**Listed entries:**
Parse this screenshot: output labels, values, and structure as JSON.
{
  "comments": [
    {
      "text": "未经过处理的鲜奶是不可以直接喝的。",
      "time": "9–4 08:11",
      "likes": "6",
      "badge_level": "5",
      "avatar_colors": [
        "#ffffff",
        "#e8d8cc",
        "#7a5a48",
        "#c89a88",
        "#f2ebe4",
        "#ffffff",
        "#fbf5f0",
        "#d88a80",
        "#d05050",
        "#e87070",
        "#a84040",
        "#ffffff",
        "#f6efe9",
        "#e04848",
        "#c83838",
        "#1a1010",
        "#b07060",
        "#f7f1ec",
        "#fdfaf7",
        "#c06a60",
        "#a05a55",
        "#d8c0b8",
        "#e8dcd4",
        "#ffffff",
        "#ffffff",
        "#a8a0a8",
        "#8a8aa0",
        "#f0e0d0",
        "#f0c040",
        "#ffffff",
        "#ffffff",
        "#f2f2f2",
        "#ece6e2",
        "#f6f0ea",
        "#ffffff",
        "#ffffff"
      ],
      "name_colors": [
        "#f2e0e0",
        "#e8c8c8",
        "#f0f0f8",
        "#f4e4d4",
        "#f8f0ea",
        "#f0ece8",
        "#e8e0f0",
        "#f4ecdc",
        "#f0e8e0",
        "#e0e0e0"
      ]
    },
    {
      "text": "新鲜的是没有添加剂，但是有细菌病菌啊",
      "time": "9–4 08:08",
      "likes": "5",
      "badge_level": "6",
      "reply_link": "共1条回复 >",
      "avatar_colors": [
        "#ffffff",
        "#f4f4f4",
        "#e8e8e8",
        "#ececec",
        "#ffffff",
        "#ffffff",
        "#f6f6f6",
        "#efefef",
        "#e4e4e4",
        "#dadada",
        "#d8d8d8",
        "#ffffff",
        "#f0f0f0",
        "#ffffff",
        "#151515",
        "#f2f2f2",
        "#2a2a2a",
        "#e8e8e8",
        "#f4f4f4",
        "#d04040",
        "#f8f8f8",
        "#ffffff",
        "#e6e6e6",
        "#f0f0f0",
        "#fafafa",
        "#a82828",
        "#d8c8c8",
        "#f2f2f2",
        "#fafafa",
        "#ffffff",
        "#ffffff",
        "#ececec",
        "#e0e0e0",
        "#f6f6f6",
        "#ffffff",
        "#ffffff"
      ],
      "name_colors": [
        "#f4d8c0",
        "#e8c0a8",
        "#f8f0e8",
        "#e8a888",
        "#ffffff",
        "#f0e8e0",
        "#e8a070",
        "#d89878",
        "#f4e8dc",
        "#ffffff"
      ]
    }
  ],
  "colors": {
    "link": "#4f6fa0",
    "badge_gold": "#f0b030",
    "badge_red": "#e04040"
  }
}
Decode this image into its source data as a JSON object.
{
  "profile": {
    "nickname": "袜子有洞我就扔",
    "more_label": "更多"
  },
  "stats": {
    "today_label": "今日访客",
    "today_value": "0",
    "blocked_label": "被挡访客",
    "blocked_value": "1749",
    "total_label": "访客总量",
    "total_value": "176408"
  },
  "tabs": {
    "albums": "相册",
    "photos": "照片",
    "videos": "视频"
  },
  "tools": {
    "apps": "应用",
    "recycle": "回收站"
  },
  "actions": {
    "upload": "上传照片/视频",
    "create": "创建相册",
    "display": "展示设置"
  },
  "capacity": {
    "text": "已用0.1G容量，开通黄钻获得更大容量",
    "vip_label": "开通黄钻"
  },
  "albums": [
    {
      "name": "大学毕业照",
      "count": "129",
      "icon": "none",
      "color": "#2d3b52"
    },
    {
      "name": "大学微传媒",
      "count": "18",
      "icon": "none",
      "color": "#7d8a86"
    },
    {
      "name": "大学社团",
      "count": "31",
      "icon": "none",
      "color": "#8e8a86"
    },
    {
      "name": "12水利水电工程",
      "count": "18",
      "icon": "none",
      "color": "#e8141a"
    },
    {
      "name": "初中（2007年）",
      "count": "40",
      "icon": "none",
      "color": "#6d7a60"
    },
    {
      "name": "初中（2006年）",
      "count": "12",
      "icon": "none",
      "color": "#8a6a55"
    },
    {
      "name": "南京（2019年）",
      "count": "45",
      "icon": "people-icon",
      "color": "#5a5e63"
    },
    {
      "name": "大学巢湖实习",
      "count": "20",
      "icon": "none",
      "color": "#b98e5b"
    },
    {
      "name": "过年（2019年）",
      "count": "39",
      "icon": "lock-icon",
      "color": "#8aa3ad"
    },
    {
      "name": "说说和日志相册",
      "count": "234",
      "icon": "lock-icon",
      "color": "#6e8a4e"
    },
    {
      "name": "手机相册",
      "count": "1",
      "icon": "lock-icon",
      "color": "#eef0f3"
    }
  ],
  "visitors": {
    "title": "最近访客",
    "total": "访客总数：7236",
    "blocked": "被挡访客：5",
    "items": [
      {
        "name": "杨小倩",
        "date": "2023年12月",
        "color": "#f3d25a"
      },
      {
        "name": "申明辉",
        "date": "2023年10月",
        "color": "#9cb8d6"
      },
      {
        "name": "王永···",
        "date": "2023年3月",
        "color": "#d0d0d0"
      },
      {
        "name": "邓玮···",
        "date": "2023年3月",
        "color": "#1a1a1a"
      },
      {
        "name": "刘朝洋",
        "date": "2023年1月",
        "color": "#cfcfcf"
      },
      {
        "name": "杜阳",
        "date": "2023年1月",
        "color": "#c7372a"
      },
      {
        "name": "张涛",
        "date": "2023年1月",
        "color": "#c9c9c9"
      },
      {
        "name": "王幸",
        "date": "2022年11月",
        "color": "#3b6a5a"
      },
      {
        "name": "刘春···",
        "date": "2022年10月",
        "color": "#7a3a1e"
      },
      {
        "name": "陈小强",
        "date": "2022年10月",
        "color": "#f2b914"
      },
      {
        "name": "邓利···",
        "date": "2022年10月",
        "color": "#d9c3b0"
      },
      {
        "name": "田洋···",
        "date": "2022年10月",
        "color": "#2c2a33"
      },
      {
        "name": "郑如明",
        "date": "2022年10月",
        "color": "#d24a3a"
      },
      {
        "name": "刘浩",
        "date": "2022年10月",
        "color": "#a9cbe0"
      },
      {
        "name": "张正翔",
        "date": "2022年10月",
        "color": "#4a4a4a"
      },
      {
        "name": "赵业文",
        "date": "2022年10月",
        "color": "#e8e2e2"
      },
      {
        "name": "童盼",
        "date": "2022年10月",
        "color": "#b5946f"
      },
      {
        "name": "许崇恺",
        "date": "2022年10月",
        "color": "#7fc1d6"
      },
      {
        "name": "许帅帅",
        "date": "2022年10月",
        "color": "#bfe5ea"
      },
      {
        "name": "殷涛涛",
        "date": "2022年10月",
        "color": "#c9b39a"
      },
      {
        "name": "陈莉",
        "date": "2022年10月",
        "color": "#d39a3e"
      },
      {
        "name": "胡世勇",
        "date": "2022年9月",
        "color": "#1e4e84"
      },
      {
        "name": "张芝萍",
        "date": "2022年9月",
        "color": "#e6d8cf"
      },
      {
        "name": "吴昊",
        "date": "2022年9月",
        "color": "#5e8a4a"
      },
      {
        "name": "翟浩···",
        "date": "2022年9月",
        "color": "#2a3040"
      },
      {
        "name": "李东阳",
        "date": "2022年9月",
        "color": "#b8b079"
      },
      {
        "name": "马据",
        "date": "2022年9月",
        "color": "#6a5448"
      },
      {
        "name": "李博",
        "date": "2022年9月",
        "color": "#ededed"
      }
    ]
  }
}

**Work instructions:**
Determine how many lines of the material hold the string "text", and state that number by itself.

**Your response:**
3